# 2015 USAJMO Problems/Problem 6

## Problem

Steve is piling indistinguishable stones on the squares of an grid. Each square can have an arbitrarily high pile of stones. After he finished piling his stones in some manner, he can then perform stone moves, defined as follows. Consider any four grid squares, which are corners of a rectangle, i.e. in positions for some , such that and . A stone move consists of either removing one stone from each of and and moving them to and respectively, or removing one stone from each of and and moving them to and respectively.

Two ways of piling the stones are equivalent if they can be obtained from one another by a sequence of stone moves.

How many different non-equivalent ways can Steve pile the stones on the grid?

## Solution

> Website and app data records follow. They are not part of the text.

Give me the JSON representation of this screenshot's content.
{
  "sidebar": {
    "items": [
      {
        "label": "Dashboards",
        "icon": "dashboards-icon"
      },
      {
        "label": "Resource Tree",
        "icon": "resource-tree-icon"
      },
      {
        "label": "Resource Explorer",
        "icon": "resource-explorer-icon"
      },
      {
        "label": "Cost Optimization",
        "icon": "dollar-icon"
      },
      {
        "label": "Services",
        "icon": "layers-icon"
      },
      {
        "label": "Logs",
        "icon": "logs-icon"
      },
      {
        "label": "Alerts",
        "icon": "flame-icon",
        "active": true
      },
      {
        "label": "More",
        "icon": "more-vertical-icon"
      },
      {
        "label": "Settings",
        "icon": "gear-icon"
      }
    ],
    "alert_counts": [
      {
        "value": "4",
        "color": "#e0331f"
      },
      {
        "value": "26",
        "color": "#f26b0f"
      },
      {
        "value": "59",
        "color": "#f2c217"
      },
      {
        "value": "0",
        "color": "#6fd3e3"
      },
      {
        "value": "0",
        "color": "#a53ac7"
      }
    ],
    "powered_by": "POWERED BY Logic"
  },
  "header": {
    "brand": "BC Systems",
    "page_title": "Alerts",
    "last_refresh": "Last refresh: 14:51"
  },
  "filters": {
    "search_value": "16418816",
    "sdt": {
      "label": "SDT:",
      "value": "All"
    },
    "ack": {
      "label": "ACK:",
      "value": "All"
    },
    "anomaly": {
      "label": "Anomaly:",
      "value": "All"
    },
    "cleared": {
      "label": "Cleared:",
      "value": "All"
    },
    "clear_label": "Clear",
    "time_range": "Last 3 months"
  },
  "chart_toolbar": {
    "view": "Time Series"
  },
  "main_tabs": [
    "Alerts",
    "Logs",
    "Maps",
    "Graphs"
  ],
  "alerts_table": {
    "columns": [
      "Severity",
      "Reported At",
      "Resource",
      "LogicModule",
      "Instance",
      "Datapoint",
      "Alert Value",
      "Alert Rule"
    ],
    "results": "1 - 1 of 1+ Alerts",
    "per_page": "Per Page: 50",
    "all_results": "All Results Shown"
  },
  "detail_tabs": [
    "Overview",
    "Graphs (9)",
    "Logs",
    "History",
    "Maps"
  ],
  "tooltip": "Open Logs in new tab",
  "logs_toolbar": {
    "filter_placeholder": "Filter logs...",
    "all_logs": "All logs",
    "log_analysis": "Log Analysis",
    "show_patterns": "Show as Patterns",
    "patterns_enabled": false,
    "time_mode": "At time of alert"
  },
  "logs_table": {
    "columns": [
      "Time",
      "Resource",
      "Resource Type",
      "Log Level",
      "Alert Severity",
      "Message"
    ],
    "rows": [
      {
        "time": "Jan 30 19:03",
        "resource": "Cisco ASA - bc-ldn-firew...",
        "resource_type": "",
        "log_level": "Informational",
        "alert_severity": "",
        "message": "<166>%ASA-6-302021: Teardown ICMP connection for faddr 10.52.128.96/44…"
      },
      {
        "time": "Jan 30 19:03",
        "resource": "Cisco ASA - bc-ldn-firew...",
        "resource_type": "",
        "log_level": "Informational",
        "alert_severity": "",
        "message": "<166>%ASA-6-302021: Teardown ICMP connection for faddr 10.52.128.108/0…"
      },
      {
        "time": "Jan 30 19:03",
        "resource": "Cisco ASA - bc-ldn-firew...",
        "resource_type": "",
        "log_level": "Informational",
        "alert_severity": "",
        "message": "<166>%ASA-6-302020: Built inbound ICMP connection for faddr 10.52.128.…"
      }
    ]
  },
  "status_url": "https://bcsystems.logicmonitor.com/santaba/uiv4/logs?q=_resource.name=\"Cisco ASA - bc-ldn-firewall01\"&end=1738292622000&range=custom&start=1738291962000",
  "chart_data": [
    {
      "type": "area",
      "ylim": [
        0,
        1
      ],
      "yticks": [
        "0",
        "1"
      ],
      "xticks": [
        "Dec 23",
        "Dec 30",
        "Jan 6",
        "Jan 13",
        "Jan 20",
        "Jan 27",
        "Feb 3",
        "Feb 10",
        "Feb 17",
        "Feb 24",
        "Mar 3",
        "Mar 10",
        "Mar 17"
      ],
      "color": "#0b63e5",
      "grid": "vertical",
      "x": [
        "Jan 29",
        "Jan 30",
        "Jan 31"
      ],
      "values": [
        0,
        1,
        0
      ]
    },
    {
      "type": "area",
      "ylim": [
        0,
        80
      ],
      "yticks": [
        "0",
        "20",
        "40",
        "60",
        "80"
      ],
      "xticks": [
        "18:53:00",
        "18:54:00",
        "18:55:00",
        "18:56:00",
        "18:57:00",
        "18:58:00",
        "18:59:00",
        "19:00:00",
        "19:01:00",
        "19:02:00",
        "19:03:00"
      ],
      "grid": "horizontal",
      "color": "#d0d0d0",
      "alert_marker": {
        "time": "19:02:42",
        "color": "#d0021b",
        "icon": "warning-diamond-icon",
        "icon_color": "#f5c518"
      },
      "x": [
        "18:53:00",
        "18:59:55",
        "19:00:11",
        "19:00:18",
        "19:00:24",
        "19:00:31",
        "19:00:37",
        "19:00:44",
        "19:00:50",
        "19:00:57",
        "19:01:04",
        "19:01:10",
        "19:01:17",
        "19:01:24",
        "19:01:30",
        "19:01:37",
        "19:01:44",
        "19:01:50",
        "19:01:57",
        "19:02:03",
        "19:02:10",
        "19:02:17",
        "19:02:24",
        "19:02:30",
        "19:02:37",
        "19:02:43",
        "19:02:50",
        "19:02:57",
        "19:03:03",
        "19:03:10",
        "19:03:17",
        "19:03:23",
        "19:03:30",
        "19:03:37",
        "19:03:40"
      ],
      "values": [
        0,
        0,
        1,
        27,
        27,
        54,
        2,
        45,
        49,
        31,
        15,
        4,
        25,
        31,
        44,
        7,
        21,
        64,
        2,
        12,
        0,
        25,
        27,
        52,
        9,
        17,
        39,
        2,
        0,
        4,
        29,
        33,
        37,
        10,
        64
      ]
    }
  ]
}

Let the number of stones in row be and let the number of stones in column be . Since there are stones, we must have

Lemma 1: If any pilings are equivalent, then and are the same in both pilings .

Proof: We suppose the contrary. Note that and remain invariant after each move, therefore, if any of the or are different, they will remain different.

Lemma 2: Any pilings with the same and are equivalent.

Proof: Suppose piling 1 and piling 2 not the same piling. Call a stone in piling 1 wrong if the stone occupies a position such that there are more stones in that position in piling 1 than piling 2. Similarly define a wrong stone in piling 2. Let a wrong stone be at in piling 1. Since is the same for both pilings, we must have a wrong stone in piling 2 at column b, say at , such that . Similarly, we must have a wrong stone in piling 1 at row c, say at where . Clearly, making the move in piling 1 decreases the number of wrong stones in piling 1. Therefore, the number of wrong stones in piling 1 must eventually be after a sequence of moves, so piling 1 and piling 2 are equivalent.

Lemma 3: Given the sequences and such that and , there is always a piling that satisfies and .

Proof: We take the lowest , , such that and place a stone at , then we subtract and by each, until and become , which will happen when stones are placed, because and are both initially and decrease by after each stone is placed. Note that in this process and remains invariant, thus, the final piling satisfies the conditions above.

By the above lemmas, the number of ways to pile is simply the number of ways to choose the sequences and such that and . By stars and bars, the number of ways is .

Solution by Shaddoll